▸ **Goal of the exercise**
Please give all of the data again, character for character, and drop the pictures.

▸ **Information supplied**
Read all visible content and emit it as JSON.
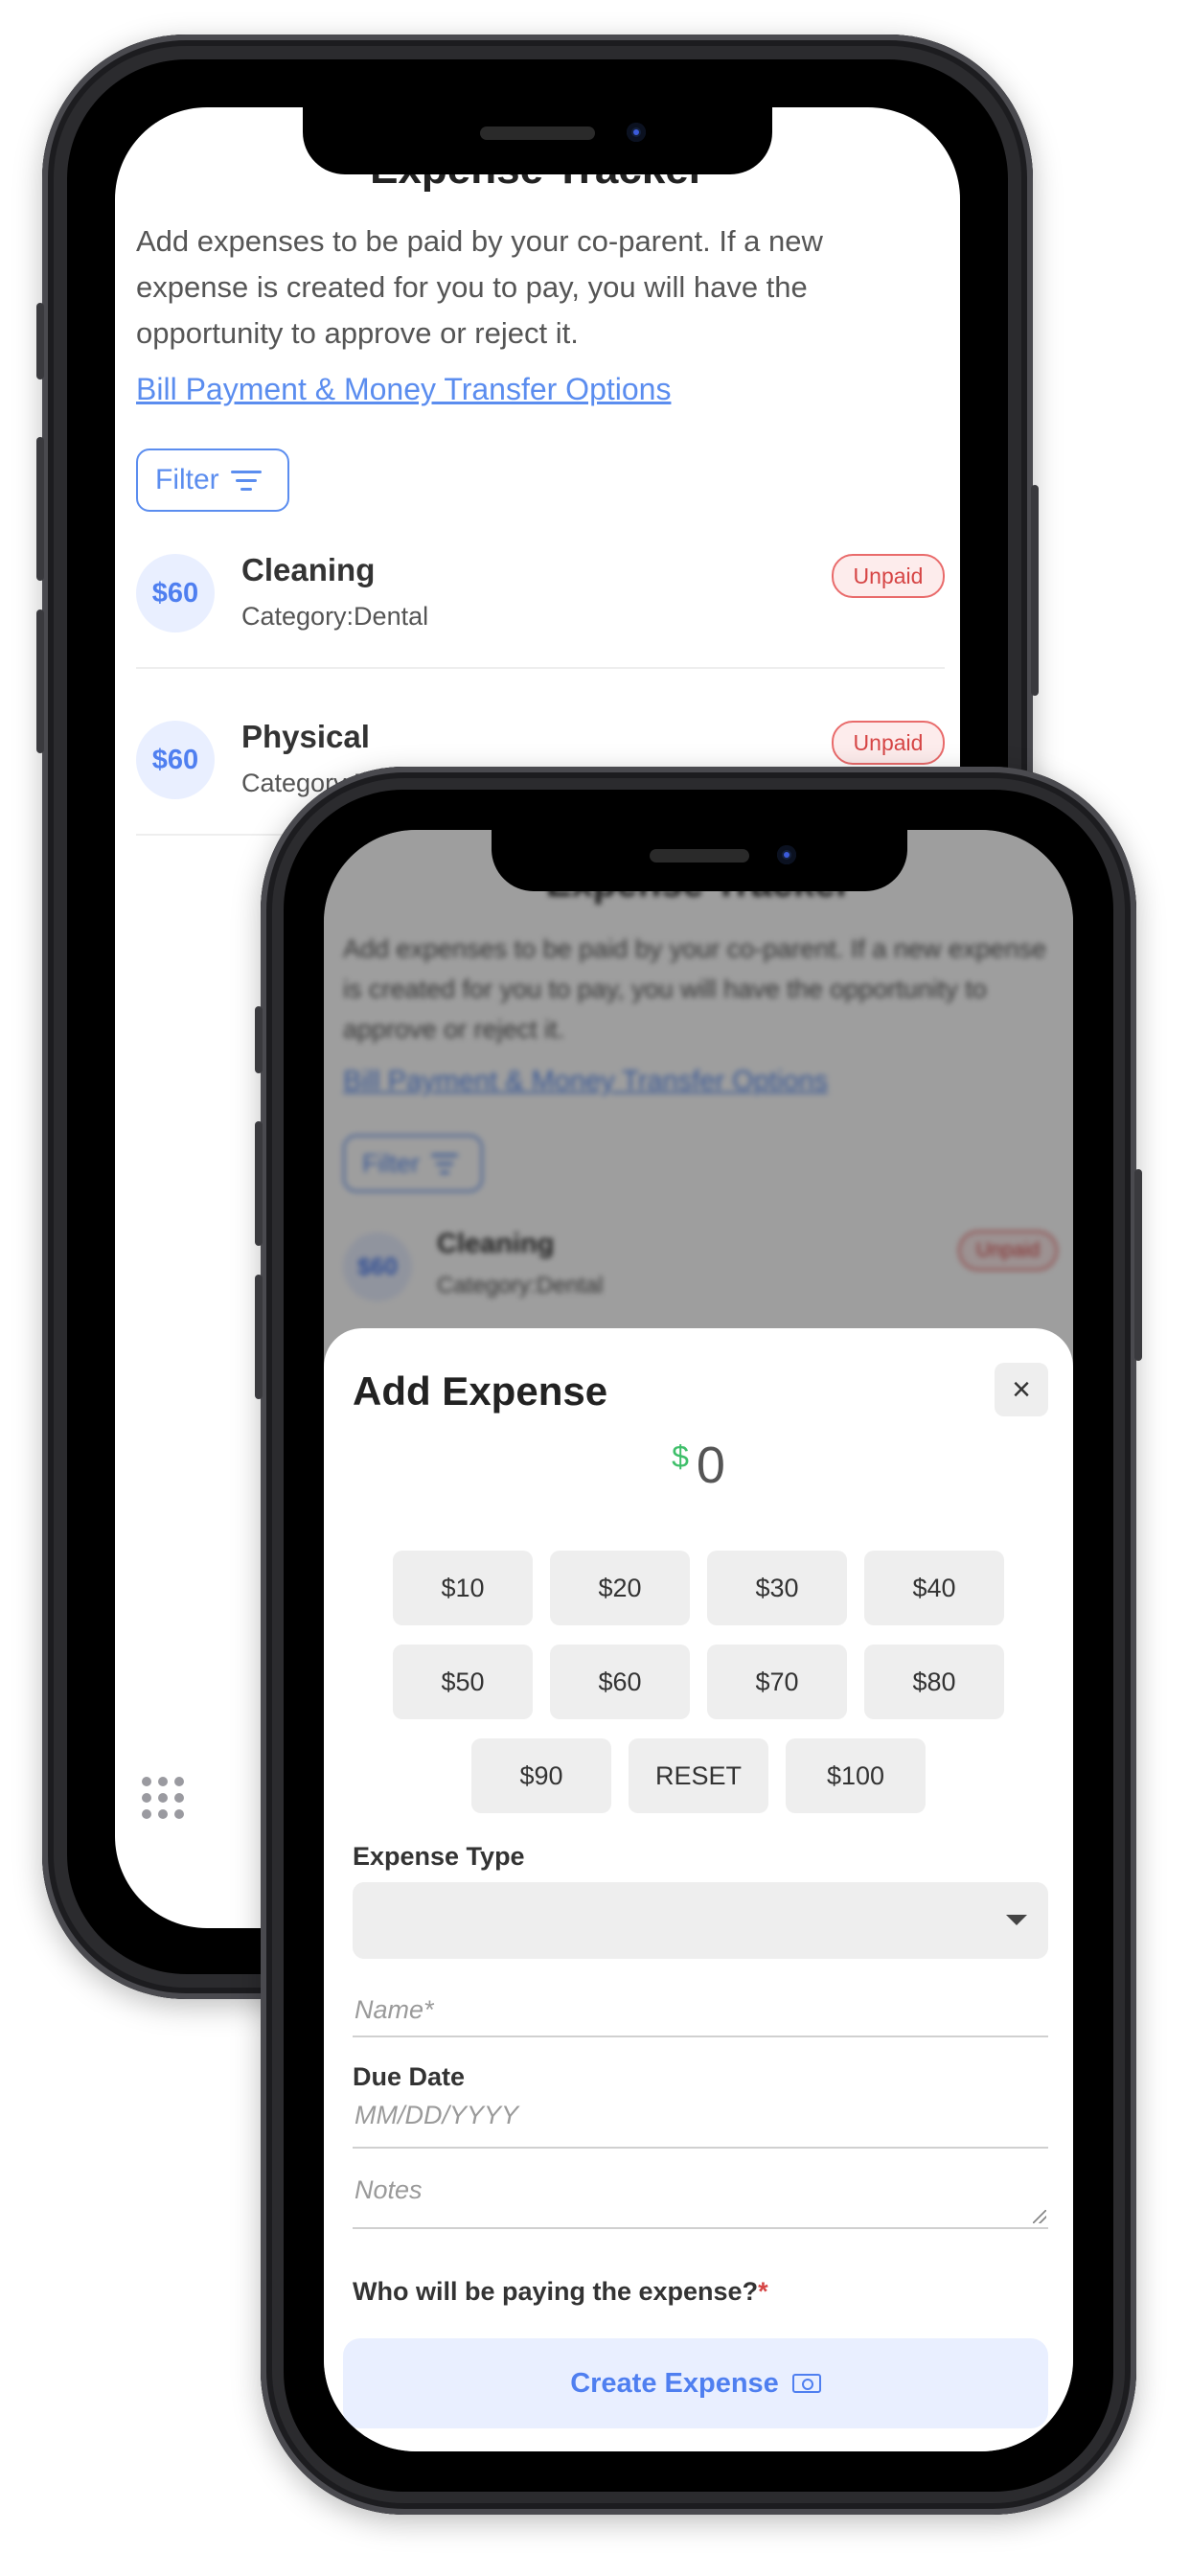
{
  "back_screen": {
    "title": "Expense Tracker",
    "description": "Add expenses to be paid by your co-parent. If a new expense is created for you to pay, you will have the opportunity to approve or reject it.",
    "bill_link": "Bill Payment & Money Transfer Options",
    "filter_label": "Filter",
    "expenses": [
      {
        "amount": "$60",
        "name": "Cleaning",
        "category": "Category:Dental",
        "status": "Unpaid"
      },
      {
        "amount": "$60",
        "name": "Physical",
        "category": "Category:Dental",
        "status": "Unpaid"
      }
    ]
  },
  "modal": {
    "title": "Add Expense",
    "close_symbol": "×",
    "currency_symbol": "$",
    "amount": "0",
    "quick_amounts_row1": [
      "$10",
      "$20",
      "$30",
      "$40"
    ],
    "quick_amounts_row2": [
      "$50",
      "$60",
      "$70",
      "$80"
    ],
    "quick_amounts_row3": [
      "$90",
      "RESET",
      "$100"
    ],
    "expense_type_label": "Expense Type",
    "name_placeholder": "Name*",
    "due_date_label": "Due Date",
    "due_date_placeholder": "MM/DD/YYYY",
    "notes_placeholder": "Notes",
    "payer_question": "Who will be paying the expense?",
    "required_mark": "*",
    "create_button": "Create Expense"
  },
  "colors": {
    "accent": "#4f7ff0",
    "currency_green": "#3fbf6a",
    "unpaid_red": "#d64545"
  }
}
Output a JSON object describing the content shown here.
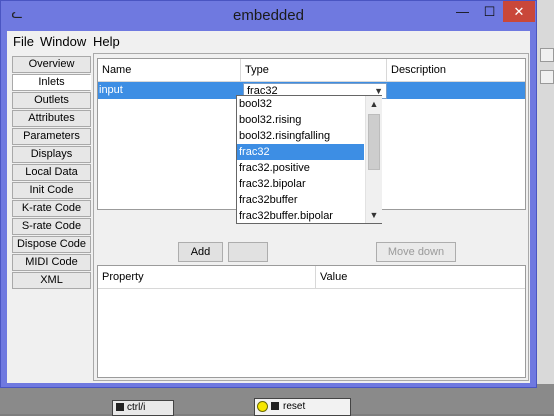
{
  "window": {
    "title": "embedded",
    "app_icon": "cat-icon",
    "controls": {
      "minimize": "—",
      "maximize": "☐",
      "close": "✕"
    }
  },
  "menubar": {
    "items": [
      "File",
      "Window",
      "Help"
    ]
  },
  "tabs": {
    "items": [
      "Overview",
      "Inlets",
      "Outlets",
      "Attributes",
      "Parameters",
      "Displays",
      "Local Data",
      "Init Code",
      "K-rate Code",
      "S-rate Code",
      "Dispose Code",
      "MIDI Code",
      "XML"
    ],
    "selected": "Inlets"
  },
  "inlet_table": {
    "columns": [
      "Name",
      "Type",
      "Description"
    ],
    "rows": [
      {
        "name": "input",
        "type": "frac32",
        "description": ""
      }
    ]
  },
  "type_dropdown": {
    "options": [
      "bool32",
      "bool32.rising",
      "bool32.risingfalling",
      "frac32",
      "frac32.positive",
      "frac32.bipolar",
      "frac32buffer",
      "frac32buffer.bipolar"
    ],
    "selected": "frac32",
    "scroll_up": "▲",
    "scroll_down": "▼",
    "combo_arrow": "▼"
  },
  "buttons": {
    "add": "Add",
    "remove": "",
    "move_down": "Move down"
  },
  "property_table": {
    "columns": [
      "Property",
      "Value"
    ]
  },
  "background": {
    "object_label": "ctrl/i",
    "reset_label": "reset"
  },
  "colors": {
    "selection": "#3d8ee4",
    "titlebar": "#6f79e0",
    "close": "#c9473a"
  }
}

▸ **Solution to the problem**
Read all visible content and emit it as JSON.
{
  "back_screen": {
    "title": "Expense Tracker",
    "description": "Add expenses to be paid by your co-parent. If a new expense is created for you to pay, you will have the opportunity to approve or reject it.",
    "bill_link": "Bill Payment & Money Transfer Options",
    "filter_label": "Filter",
    "expenses": [
      {
        "amount": "$60",
        "name": "Cleaning",
        "category": "Category:Dental",
        "status": "Unpaid"
      },
      {
        "amount": "$60",
        "name": "Physical",
        "category": "Category:Dental",
        "status": "Unpaid"
      }
    ]
  },
  "modal": {
    "title": "Add Expense",
    "close_symbol": "×",
    "currency_symbol": "$",
    "amount": "0",
    "quick_amounts_row1": [
      "$10",
      "$20",
      "$30",
      "$40"
    ],
    "quick_amounts_row2": [
      "$50",
      "$60",
      "$70",
      "$80"
    ],
    "quick_amounts_row3": [
      "$90",
      "RESET",
      "$100"
    ],
    "expense_type_label": "Expense Type",
    "name_placeholder": "Name*",
    "due_date_label": "Due Date",
    "due_date_placeholder": "MM/DD/YYYY",
    "notes_placeholder": "Notes",
    "payer_question": "Who will be paying the expense?",
    "required_mark": "*",
    "create_button": "Create Expense"
  },
  "colors": {
    "accent": "#4f7ff0",
    "currency_green": "#3fbf6a",
    "unpaid_red": "#d64545"
  }
}
Output a JSON object describing the content shown here.
{
  "window": {
    "title": "embedded",
    "app_icon": "cat-icon",
    "controls": {
      "minimize": "—",
      "maximize": "☐",
      "close": "✕"
    }
  },
  "menubar": {
    "items": [
      "File",
      "Window",
      "Help"
    ]
  },
  "tabs": {
    "items": [
      "Overview",
      "Inlets",
      "Outlets",
      "Attributes",
      "Parameters",
      "Displays",
      "Local Data",
      "Init Code",
      "K-rate Code",
      "S-rate Code",
      "Dispose Code",
      "MIDI Code",
      "XML"
    ],
    "selected": "Inlets"
  },
  "inlet_table": {
    "columns": [
      "Name",
      "Type",
      "Description"
    ],
    "rows": [
      {
        "name": "input",
        "type": "frac32",
        "description": ""
      }
    ]
  },
  "type_dropdown": {
    "options": [
      "bool32",
      "bool32.rising",
      "bool32.risingfalling",
      "frac32",
      "frac32.positive",
      "frac32.bipolar",
      "frac32buffer",
      "frac32buffer.bipolar"
    ],
    "selected": "frac32",
    "scroll_up": "▲",
    "scroll_down": "▼",
    "combo_arrow": "▼"
  },
  "buttons": {
    "add": "Add",
    "remove": "",
    "move_down": "Move down"
  },
  "property_table": {
    "columns": [
      "Property",
      "Value"
    ]
  },
  "background": {
    "object_label": "ctrl/i",
    "reset_label": "reset"
  },
  "colors": {
    "selection": "#3d8ee4",
    "titlebar": "#6f79e0",
    "close": "#c9473a"
  }
}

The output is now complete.